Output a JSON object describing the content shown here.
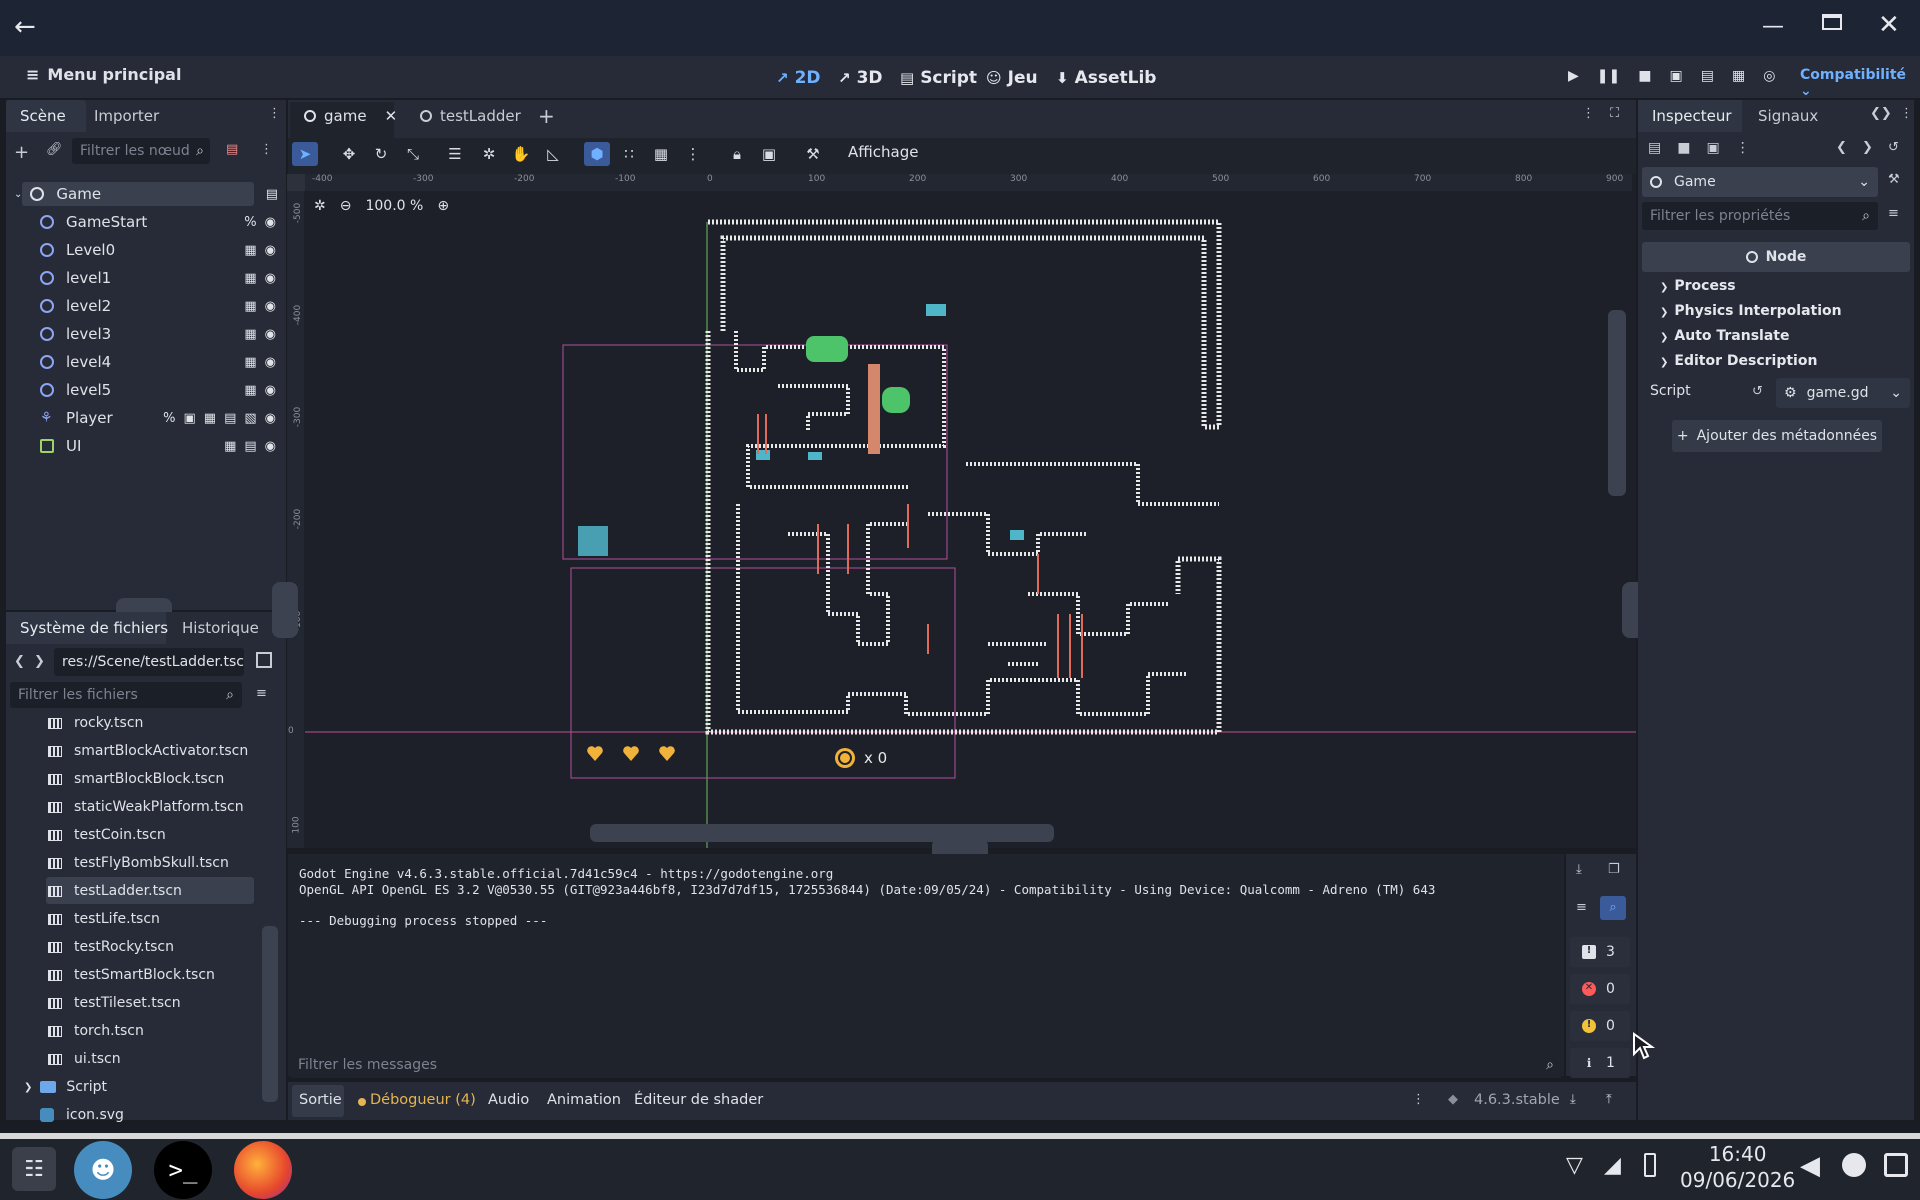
{
  "workspaces": [
    {
      "label": "2D",
      "icon": "2d-icon",
      "active": true
    },
    {
      "label": "3D",
      "icon": "3d-icon",
      "active": false
    },
    {
      "label": "Script",
      "icon": "script-icon",
      "active": false
    },
    {
      "label": "Jeu",
      "icon": "game-icon",
      "active": false
    },
    {
      "label": "AssetLib",
      "icon": "assetlib-icon",
      "active": false
    }
  ],
  "main_menu_label": "Menu principal",
  "renderer_label": "Compatibilité",
  "scene_dock": {
    "tabs": [
      "Scène",
      "Importer"
    ],
    "filter_placeholder": "Filtrer les nœud",
    "nodes": [
      {
        "name": "Game",
        "root": true
      },
      {
        "name": "GameStart"
      },
      {
        "name": "Level0"
      },
      {
        "name": "level1"
      },
      {
        "name": "level2"
      },
      {
        "name": "level3"
      },
      {
        "name": "level4"
      },
      {
        "name": "level5"
      },
      {
        "name": "Player"
      },
      {
        "name": "UI"
      }
    ]
  },
  "filesystem_dock": {
    "tabs": [
      "Système de fichiers",
      "Historique"
    ],
    "path": "res://Scene/testLadder.tsc",
    "filter_placeholder": "Filtrer les fichiers",
    "files": [
      "rocky.tscn",
      "smartBlockActivator.tscn",
      "smartBlockBlock.tscn",
      "staticWeakPlatform.tscn",
      "testCoin.tscn",
      "testFlyBombSkull.tscn",
      "testLadder.tscn",
      "testLife.tscn",
      "testRocky.tscn",
      "testSmartBlock.tscn",
      "testTileset.tscn",
      "torch.tscn",
      "ui.tscn"
    ],
    "selected_file": "testLadder.tscn",
    "folder": "Script",
    "last_file": "icon.svg"
  },
  "editor_tabs": [
    {
      "label": "game",
      "active": true
    },
    {
      "label": "testLadder",
      "active": false
    }
  ],
  "toolbar": {
    "view_label": "Affichage",
    "zoom": "100.0 %"
  },
  "rulers": {
    "h_ticks": [
      "-400",
      "-300",
      "-200",
      "-100",
      "0",
      "100",
      "200",
      "300",
      "400",
      "500",
      "600",
      "700",
      "800",
      "900"
    ],
    "v_ticks": [
      "-500",
      "-400",
      "-300",
      "-200",
      "-100",
      "0",
      "100"
    ]
  },
  "hud": {
    "coins": "x 0"
  },
  "inspector": {
    "tabs": [
      "Inspecteur",
      "Signaux"
    ],
    "node_select": "Game",
    "filter_placeholder": "Filtrer les propriétés",
    "node_class": "Node",
    "sections": [
      "Process",
      "Physics Interpolation",
      "Auto Translate",
      "Editor Description"
    ],
    "script_label": "Script",
    "script_value": "game.gd",
    "add_metadata": "Ajouter des métadonnées"
  },
  "output": {
    "lines": [
      "Godot Engine v4.6.3.stable.official.7d41c59c4 - https://godotengine.org",
      "OpenGL API OpenGL ES 3.2 V@0530.55 (GIT@923a446bf8, I23d7d7df15, 1725536844) (Date:09/05/24) - Compatibility - Using Device: Qualcomm - Adreno (TM) 643",
      "",
      "--- Debugging process stopped ---"
    ],
    "filter_placeholder": "Filtrer les messages",
    "counts": [
      "3",
      "0",
      "0",
      "1"
    ]
  },
  "bottom_tabs": [
    "Sortie",
    "Débogueur (4)",
    "Audio",
    "Animation",
    "Éditeur de shader"
  ],
  "version": "4.6.3.stable",
  "taskbar": {
    "time": "16:40",
    "date": "09/06/2026"
  }
}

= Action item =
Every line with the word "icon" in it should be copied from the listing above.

= Output of the task =
      "icon": "2d-icon",
      "icon": "3d-icon",
      "icon": "script-icon",
      "icon": "game-icon",
      "icon": "assetlib-icon",
    "last_file": "icon.svg"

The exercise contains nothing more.